> **What is being asked**:
Scan the material below for every line with the string "type", and copy those lines.

> **Material for the task**:
=== Section Start ===
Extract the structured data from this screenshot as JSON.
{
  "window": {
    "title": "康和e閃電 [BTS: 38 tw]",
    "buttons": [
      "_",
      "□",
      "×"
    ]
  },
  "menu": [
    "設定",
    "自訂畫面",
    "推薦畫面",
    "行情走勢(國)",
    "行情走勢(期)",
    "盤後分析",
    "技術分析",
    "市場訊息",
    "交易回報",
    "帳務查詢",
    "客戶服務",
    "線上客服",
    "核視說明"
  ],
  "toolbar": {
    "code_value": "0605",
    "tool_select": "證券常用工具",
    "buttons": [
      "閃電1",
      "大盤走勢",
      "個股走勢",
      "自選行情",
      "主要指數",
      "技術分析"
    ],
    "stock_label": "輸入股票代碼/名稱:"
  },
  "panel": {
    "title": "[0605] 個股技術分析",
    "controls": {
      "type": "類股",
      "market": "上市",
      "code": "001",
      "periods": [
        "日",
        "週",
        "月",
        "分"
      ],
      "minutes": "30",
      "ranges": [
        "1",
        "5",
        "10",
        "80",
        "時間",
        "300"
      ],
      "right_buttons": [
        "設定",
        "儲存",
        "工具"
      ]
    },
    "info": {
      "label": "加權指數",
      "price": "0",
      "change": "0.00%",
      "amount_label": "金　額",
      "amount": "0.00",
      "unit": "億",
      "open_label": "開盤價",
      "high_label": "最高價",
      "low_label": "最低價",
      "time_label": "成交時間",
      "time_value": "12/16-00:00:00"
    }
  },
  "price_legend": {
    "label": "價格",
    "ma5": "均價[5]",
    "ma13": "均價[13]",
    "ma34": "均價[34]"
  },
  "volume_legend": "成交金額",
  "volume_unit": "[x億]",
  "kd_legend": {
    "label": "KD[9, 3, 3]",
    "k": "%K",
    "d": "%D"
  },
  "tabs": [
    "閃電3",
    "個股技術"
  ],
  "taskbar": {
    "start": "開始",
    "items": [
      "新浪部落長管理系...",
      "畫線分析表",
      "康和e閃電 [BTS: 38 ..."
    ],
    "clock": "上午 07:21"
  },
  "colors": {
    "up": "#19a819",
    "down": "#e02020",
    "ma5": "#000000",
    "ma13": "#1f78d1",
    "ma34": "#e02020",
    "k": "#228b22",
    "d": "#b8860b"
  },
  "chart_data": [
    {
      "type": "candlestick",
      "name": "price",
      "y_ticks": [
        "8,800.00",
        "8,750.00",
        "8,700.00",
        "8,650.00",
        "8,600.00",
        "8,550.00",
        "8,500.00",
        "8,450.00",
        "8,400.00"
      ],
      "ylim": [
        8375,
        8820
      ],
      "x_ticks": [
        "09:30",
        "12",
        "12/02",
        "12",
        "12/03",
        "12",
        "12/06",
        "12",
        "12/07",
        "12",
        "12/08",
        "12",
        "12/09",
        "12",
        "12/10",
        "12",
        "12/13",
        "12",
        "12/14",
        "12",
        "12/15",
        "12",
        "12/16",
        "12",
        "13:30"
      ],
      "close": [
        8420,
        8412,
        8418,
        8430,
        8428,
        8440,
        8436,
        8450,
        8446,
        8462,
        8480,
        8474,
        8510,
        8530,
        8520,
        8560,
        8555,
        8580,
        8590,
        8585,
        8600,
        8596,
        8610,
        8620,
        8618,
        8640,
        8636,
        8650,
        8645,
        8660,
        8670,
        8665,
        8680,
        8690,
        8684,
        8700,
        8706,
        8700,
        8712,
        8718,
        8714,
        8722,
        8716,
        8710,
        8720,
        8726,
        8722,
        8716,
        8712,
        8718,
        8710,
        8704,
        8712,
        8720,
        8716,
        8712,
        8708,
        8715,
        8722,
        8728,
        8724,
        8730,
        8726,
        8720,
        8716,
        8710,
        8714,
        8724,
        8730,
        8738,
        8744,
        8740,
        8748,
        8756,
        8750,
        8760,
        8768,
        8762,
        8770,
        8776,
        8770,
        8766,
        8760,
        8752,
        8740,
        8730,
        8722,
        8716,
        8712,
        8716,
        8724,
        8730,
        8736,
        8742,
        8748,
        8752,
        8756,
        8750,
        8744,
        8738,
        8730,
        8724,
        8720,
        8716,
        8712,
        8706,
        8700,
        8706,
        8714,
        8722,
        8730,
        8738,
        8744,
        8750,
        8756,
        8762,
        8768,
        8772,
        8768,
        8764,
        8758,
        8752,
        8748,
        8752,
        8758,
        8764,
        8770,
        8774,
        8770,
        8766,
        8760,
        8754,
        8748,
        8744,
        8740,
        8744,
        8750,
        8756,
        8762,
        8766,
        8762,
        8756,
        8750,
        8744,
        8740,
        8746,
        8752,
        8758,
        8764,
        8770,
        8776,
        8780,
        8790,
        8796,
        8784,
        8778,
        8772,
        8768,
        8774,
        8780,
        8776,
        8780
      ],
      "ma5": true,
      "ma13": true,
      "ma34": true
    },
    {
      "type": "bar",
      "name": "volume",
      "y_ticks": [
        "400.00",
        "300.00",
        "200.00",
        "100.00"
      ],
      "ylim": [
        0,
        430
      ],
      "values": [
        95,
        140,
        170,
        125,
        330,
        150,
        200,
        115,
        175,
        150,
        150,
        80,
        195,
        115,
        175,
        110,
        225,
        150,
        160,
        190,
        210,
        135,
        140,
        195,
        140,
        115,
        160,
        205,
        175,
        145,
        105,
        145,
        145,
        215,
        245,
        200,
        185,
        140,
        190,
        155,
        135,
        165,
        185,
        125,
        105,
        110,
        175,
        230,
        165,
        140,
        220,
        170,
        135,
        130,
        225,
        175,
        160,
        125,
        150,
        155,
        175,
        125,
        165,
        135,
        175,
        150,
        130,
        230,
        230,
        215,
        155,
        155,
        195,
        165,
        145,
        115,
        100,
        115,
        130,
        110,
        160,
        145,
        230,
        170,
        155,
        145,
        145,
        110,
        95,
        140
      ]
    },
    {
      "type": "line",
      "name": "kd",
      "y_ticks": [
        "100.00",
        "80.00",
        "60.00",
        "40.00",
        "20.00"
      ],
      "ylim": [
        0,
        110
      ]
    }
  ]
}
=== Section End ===
> **Task output**:
      "type": "類股",
      "type": "candlestick",
      "type": "bar",
      "type": "line",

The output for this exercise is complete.